I would like every line of the records below that contains the word "text" copied.

━━━━━ Data listing

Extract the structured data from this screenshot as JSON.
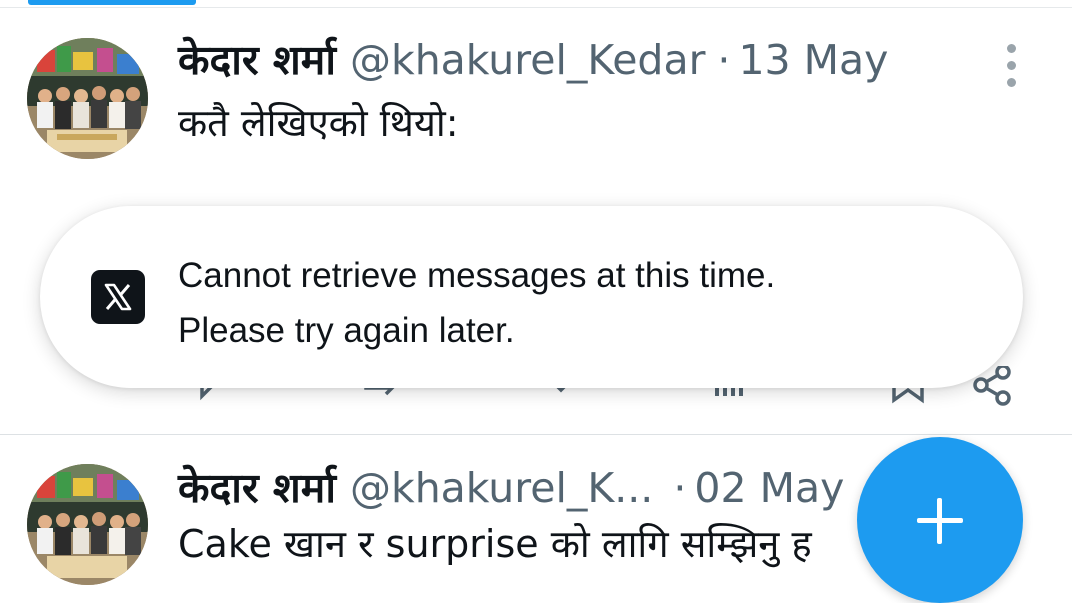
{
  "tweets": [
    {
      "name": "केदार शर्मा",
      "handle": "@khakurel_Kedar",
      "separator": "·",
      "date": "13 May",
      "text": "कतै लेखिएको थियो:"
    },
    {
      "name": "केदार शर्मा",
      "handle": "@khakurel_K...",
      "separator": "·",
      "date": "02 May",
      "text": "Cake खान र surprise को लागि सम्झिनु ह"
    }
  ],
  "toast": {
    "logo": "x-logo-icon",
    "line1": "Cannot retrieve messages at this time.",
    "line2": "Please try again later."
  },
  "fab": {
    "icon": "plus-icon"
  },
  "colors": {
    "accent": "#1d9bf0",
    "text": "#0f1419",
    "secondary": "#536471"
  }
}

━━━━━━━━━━

- [Your solution]:
      "text": "कतै लेखिएको थियो:"
      "text": "Cake खान र surprise को लागि सम्झिनु ह"
    "text": "#0f1419",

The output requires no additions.